After all, how much would it cost the Government, if it absorbs the amount in excess of the limits?
So, why have Medifund?
After all, shouldn’t Medifund kick-in in theory to pay, when lower-income patients in Class C and B2 can’t pay?
The fact as reported in Parliament last month, that more than 90 people had annual claims exceeding $50,000 (after the deductibles and co-insurance) in both 2009 and 2010, shows how expensive healthcare is in Singapore, even in the two lowest class wards of Class C and B2 which are supposed to be subsidised at up to 80 per cent.
Less cash for WIS?
As to “He added that low-wage workers who qualify for the Workfare Income Supplement (WIS) Scheme would receive part of their WIS payouts in their Medisave account”, it may leave even less cash which is what older low-wage workers need to make ends meet.
Left to right pocket healthcare funding?
In respect of “On top of these, Mr Gan said the government provides ad-hoc Medisave top-ups when the budget situation permits, which have totalled S$2.2 billion since 2005”, all these money may simply have gone back indirectly to the Government by way of increased medical fees, deductibles, premiums, etc, which reduces the Government’s public spending on healthcare.
Age 81 and above deductibles is $2,500!
The deductibles for Members aged 81 and above is $1,000 and $1,500 more in Class C and B2 respectively, compared to Members below age 81.
Elderly deductibles increase 5 times historically?
Does this mean that historically, the Class C deductible has increased by five times to $2,500 for those aged 81 and above, from the original $500?
Greater burden for elderly?
What is the rationale for the above, when aged 81 and above members may be less likely to be able to afford the higher deductibles in the first place?
Help Govt spend less?
The only conceivable reason that I can think of, may be that it simply enables the Government to spend less when the probability of being hospitalised and incur larger bills, are higher for the elderly.
Pay more when you can least afford and need it?
Shouldn’t we be helping the elderly more when they are less likely to be able to afford it, and more likely to be ill?
Let the numbers do the talking?
In the final analysis, perhaps we should just let the healthcare statistics speak for themselves:-
MediShield: Premiums, surpluses up?
MediShield premiums will increase by 450, 511 and 309 per cent compared to 2005, for age 30, 50 and 70 respectively
This is an annualised increase of 24, 25 and 19 per cent per annum, over the eight years.
despite accumulated MediShield reserves growing from $205 to $530 million, from 2008 to 2010, an increase of 158 per cent
Hospitals owed $110 million
The last available statistic was that public hospitals were owed about $110 million, after writing off about $90 million in FY 2008, FY 2009 and FY 2010
21% in debt due to healthcare?
The last available statistic was that about 21 per cent of Singaporeans who sought help from Credit Counseling Singapore cited healthcare costs as one of the reasons for getting into debt
Lowest public healthcare spending in the world?
Last year’s public spending on healthcare at about 1.6 percent of GDP is one of the lowest in the world
Public sector spending declined to 40%?
Public sector spending on healthcare, as a percentage of total healthcare spending, has declined from about 75 percent to about 40 percent now
Medifund 99% successful?
MOH discloses the number of successful Medifund applications (480,000 in 2010), but not the number of patients rejected.
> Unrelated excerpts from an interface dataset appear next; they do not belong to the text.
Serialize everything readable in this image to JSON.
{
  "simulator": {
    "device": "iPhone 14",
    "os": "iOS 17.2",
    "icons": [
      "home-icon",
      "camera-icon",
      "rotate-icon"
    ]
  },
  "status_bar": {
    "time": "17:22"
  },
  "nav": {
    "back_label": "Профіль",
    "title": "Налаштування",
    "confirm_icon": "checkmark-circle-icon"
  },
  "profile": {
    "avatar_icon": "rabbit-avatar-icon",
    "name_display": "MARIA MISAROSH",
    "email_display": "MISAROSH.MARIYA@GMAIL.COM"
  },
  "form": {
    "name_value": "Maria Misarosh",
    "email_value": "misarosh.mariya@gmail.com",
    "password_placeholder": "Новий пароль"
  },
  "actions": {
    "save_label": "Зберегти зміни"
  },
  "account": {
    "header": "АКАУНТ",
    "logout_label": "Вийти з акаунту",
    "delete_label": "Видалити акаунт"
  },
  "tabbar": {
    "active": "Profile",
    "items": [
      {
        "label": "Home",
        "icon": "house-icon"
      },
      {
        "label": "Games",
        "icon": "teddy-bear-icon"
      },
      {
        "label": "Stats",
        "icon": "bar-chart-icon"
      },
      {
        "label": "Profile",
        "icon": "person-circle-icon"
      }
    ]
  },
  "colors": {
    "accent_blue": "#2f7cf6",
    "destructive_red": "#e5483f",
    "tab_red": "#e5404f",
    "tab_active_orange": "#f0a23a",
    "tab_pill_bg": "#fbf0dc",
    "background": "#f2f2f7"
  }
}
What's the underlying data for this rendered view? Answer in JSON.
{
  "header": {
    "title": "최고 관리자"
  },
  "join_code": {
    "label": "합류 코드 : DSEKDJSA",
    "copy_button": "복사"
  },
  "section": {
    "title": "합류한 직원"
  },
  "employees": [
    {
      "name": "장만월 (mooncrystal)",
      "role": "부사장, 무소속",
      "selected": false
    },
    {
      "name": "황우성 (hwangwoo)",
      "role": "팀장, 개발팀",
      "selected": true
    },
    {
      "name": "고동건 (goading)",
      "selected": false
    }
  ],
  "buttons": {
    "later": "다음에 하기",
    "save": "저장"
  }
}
What is the percentage of Medifund patients (not total applications) that are rejected when they can not pay their medical bills?
0 increase in hospital beds in a decade
According to the Department of Statistics’ Yearbook of Statistics 2012, the total number of hospital beds in Singapore declined from 11,936 in 2001 to 11,394 in 2011, against an increase in the number of hospital admissions from 384,054 to 469,445 a year, increase in medical tourists to about 850,000 a year and a population increase of about 1.1 million
Down-grading 99% unsuccessful?
The last time a reply was given in Parliament, about 99 per cent of down-grading requests to a lower ward class in hospitals were unsuccessful due to means testing
Leong Sze Hian